Succeeding in the Indian Mobile Game Market: It's All About Ads
Insights & Best Practices
June 3, 2016
With a population of well over one billion and smartphone adoption rising at a rapid pace, all eyes are on India as the next powerhouse market for mobile games. Many developers are eager to get in on the ground floor, launching games in India now in hopes of a much bigger payoff down the line.But for the immediate future, India still looks like a money-losing bet. Indian users typically have low-end devices and lack mobile payment options, so in-app purchases aren't a go-to monetization tool for mobile games.So how can a publisher who wants to get ahead of the rush still make some revenue in India? Forget mobile game user acquisition and in-app purchases, and generate revenue with mobile game ads. India-based game developers Zabuza Labs and 99Games are on top of the trend, earning almost all of their in-country revenue from mobile ads.Here's how they reach Indian users despite the challenging market:
Organic player acquisition and rewarded video ads
Indian ecommerce companies like Flipkart and Snapdeal are paying top dollar for users, inflating user acquisition prices throughout the country, so spending on UA alone isn't the best way to monetize."The big problem from my point of view would be the eCPM,? says Manas Gajare, Zabuza's CEO, "It's the core issue." "With per-user earnings low, Zabuza focuses on organic user acquisition instead.[caption id="attachment_17463" align="aligncenter" width="940"]

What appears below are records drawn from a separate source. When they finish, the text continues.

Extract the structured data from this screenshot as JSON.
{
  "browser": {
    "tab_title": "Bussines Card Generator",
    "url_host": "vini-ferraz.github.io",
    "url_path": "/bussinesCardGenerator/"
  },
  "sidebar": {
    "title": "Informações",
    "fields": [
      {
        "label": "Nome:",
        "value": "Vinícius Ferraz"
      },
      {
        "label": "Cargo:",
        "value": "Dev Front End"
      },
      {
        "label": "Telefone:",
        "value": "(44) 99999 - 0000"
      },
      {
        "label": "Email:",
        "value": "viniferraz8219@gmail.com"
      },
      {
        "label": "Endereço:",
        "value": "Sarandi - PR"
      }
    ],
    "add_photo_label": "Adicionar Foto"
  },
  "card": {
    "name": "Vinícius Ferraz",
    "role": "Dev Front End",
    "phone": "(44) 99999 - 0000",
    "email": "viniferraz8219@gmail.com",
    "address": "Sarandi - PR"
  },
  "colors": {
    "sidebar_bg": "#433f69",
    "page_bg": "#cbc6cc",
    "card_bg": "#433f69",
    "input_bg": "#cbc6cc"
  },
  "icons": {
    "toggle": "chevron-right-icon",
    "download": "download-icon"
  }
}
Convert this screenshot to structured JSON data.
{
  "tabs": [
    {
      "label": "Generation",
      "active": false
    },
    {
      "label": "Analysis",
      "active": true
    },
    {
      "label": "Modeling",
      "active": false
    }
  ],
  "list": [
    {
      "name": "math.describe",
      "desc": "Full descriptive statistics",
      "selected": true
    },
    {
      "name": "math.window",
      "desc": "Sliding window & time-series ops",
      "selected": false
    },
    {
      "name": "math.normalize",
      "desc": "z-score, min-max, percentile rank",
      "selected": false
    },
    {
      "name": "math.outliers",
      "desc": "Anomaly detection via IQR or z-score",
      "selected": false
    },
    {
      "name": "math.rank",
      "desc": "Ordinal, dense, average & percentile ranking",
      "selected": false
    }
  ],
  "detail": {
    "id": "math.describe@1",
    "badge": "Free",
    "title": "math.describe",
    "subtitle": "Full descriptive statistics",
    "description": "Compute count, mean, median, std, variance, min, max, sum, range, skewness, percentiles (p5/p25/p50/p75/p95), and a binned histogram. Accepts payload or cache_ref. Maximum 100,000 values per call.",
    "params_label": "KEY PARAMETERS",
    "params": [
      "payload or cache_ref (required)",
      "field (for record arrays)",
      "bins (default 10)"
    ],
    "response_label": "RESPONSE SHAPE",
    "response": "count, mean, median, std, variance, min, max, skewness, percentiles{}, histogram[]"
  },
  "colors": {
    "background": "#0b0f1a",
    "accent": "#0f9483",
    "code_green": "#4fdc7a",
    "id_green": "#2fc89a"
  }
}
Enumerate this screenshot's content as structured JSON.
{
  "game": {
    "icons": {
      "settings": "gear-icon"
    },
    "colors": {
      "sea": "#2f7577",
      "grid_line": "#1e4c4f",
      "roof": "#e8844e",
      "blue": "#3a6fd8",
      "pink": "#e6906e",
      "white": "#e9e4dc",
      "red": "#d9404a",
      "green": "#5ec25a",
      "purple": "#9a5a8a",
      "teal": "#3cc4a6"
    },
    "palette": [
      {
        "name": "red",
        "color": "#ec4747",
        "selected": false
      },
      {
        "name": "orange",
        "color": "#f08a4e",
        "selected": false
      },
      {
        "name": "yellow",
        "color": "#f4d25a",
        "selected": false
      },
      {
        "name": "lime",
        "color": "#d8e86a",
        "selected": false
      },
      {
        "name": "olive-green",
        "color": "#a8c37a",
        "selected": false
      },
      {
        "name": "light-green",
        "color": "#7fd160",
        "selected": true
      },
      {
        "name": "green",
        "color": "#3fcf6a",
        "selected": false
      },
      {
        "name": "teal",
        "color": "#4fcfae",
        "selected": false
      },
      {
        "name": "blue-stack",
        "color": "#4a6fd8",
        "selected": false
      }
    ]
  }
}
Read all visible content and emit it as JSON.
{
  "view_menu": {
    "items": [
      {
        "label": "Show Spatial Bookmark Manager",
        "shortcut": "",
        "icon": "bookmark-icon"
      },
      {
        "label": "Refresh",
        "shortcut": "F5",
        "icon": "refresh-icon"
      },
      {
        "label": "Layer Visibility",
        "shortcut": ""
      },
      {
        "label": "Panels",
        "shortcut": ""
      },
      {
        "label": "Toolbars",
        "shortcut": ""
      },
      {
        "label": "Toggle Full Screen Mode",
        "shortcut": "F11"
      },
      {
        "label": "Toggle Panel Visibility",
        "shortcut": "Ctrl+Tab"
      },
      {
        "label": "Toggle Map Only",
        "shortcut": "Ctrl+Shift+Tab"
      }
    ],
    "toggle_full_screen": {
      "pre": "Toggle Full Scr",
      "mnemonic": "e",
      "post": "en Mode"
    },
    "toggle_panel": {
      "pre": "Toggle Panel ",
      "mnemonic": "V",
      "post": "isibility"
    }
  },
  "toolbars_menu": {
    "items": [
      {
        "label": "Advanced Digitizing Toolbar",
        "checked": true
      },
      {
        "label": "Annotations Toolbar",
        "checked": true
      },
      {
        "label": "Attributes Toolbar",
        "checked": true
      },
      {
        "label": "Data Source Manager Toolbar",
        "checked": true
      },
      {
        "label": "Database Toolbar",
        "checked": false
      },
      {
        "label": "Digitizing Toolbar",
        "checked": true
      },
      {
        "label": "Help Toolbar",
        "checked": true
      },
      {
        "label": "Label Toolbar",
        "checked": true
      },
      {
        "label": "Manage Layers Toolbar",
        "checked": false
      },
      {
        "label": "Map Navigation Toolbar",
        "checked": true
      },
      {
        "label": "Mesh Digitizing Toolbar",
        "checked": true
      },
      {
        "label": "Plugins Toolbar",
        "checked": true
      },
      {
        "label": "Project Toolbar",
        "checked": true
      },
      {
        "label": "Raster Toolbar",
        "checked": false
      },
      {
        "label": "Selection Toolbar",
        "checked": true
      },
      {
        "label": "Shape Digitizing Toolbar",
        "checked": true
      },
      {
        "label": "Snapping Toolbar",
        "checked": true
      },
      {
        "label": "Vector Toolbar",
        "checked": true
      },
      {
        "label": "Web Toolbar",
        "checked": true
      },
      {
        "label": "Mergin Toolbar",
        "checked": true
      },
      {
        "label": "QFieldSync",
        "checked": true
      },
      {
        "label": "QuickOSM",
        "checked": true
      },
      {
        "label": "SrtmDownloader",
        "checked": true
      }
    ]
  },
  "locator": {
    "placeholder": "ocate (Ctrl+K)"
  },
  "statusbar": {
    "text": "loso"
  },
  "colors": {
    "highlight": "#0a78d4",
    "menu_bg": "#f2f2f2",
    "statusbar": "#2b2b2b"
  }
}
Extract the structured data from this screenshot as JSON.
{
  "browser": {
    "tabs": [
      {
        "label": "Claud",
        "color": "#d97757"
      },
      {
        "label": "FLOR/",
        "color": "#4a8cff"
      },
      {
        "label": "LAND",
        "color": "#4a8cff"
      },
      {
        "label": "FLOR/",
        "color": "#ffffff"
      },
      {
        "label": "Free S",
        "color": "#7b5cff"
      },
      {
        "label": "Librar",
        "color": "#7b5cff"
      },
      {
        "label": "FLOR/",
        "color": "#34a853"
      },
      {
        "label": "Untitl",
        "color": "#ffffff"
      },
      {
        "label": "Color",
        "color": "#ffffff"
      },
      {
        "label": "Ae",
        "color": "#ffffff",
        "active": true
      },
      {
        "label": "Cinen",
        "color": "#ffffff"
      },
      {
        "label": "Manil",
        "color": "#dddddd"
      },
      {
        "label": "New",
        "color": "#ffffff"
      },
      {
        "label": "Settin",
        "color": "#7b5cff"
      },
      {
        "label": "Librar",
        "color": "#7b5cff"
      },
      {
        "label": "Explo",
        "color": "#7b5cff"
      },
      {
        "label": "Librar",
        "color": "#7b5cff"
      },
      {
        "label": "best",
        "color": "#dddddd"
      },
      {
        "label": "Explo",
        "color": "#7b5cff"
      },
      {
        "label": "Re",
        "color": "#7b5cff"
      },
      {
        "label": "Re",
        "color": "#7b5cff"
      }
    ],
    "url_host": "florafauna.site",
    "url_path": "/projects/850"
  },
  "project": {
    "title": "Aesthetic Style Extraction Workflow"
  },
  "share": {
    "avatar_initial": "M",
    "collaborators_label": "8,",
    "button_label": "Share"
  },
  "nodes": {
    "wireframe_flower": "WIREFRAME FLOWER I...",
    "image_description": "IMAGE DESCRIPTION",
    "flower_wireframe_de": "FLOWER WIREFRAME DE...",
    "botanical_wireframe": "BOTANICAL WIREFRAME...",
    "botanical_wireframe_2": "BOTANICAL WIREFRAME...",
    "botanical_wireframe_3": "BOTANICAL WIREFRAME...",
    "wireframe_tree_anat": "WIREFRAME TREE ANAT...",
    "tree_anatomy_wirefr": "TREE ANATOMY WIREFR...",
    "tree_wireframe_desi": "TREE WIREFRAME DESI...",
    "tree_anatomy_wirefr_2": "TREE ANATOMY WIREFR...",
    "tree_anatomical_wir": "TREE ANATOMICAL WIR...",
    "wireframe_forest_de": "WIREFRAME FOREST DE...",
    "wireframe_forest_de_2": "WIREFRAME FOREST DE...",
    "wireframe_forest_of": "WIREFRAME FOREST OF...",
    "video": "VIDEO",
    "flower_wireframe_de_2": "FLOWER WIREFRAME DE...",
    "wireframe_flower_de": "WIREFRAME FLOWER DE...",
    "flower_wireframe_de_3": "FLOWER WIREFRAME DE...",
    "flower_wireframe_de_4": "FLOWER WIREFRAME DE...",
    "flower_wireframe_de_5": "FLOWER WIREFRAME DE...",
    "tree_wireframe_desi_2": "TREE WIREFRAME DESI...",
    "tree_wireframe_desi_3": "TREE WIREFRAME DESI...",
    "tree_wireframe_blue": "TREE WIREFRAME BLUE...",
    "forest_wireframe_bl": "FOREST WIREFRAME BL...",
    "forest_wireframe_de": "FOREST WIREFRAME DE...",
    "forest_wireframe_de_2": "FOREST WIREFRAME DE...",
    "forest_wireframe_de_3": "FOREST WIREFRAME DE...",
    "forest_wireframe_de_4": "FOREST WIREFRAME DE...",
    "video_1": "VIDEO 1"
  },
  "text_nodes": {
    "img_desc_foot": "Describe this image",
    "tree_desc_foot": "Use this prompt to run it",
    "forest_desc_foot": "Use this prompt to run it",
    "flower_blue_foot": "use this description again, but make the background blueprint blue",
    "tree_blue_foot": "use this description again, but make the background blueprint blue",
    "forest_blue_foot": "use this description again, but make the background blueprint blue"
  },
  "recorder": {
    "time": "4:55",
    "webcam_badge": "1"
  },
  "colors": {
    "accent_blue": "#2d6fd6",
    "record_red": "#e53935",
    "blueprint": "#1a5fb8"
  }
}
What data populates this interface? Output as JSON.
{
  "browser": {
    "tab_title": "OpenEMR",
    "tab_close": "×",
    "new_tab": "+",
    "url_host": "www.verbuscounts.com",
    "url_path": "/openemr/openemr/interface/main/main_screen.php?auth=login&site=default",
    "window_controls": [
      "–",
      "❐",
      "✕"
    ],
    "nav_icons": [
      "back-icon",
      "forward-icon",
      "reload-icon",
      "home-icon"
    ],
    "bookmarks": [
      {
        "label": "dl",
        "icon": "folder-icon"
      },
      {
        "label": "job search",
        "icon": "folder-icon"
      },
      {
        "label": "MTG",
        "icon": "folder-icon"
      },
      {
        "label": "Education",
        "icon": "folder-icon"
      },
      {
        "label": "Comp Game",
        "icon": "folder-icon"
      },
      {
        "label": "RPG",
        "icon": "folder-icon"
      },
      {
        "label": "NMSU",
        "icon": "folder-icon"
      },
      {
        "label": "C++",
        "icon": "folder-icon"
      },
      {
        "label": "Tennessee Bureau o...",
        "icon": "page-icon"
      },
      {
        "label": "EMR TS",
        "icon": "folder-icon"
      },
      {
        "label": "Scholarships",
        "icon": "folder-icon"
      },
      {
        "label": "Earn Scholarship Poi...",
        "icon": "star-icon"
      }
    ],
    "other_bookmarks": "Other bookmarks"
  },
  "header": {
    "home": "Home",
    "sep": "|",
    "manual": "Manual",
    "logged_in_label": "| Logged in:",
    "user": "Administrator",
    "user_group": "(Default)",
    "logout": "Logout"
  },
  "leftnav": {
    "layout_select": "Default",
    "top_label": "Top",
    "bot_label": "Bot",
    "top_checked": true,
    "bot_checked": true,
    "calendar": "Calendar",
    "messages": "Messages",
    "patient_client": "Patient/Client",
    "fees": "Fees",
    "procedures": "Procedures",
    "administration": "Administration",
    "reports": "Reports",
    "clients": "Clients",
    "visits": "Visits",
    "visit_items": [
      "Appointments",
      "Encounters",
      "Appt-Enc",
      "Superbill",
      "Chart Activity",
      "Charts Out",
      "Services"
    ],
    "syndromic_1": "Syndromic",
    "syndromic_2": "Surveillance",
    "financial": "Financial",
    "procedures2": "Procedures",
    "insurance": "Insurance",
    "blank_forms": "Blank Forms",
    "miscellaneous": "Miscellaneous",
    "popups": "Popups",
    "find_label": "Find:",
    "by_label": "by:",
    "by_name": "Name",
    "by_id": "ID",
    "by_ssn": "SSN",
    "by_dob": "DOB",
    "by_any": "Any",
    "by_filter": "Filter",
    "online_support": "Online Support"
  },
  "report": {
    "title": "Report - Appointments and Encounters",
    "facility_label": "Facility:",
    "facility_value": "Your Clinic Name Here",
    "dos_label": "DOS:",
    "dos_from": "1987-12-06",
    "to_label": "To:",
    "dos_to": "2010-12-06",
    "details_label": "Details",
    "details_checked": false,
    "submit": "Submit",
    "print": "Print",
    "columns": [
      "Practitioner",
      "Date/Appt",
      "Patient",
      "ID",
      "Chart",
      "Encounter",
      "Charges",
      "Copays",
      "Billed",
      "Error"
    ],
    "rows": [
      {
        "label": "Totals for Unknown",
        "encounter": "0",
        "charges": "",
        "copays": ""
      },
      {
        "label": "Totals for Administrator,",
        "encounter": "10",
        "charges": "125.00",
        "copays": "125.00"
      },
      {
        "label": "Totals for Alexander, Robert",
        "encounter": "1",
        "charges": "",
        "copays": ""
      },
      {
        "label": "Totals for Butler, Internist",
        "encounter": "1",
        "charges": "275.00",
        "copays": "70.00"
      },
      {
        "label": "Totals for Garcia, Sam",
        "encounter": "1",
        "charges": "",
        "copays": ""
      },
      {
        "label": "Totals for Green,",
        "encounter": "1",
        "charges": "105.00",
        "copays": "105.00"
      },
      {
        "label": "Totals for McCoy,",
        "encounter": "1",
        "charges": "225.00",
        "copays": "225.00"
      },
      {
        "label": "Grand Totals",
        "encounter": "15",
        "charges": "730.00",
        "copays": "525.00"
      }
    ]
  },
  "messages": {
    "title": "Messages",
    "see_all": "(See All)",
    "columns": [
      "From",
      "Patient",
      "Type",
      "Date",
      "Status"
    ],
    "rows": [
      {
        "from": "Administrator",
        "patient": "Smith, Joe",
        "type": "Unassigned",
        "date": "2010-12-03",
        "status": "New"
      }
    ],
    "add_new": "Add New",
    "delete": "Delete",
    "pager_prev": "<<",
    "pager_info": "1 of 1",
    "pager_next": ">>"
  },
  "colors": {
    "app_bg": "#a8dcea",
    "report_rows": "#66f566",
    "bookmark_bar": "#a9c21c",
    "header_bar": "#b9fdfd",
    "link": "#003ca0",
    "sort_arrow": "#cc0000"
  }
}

Image via 99Games[/caption]To do this, Zabuza developed casual, mass-market game like Balloon Bow & Arrow in order to appeal to a wider audience of new mobile players. Creating a mass-market game is just the first step, Zabuza says. Mobile devs also need to target the players they do acquire with relevant ads. According to Rohit Bhat, CEO of both 99Games and sister company Robosoft, Indian users are fairly tolerant of ads, particularly rewarded video ads."It has been our experience that anything rewarded outperforms any other ad out there," he adds.
Next step: localization
When it comes to paying for users, Bhat predicts that the point at which games can produce a return on investment in India is 18 to 24 months away.Still, even when user acquisition makes sense in India, localizing ads will remain an important strategy. "If devs are looking at targeting the 1.1 billion [people in India], then they need to figure out how they're going to localize," Bhat says.[caption id="attachment_17466" align="alignleft" width="940"]
Image via 99Games[/caption]This may seem somewhat counterintuitive, since games themselves can be successful without localizing. But ads, on the other hand, generally have text and tend to get a higher clickthrough rate when appealing to the user's native language. Bhat says localizing to Hindi is a "no-brainer" for his upcoming title Sultan: The Game.Check out our continuing coverage of mobile games in India here and here.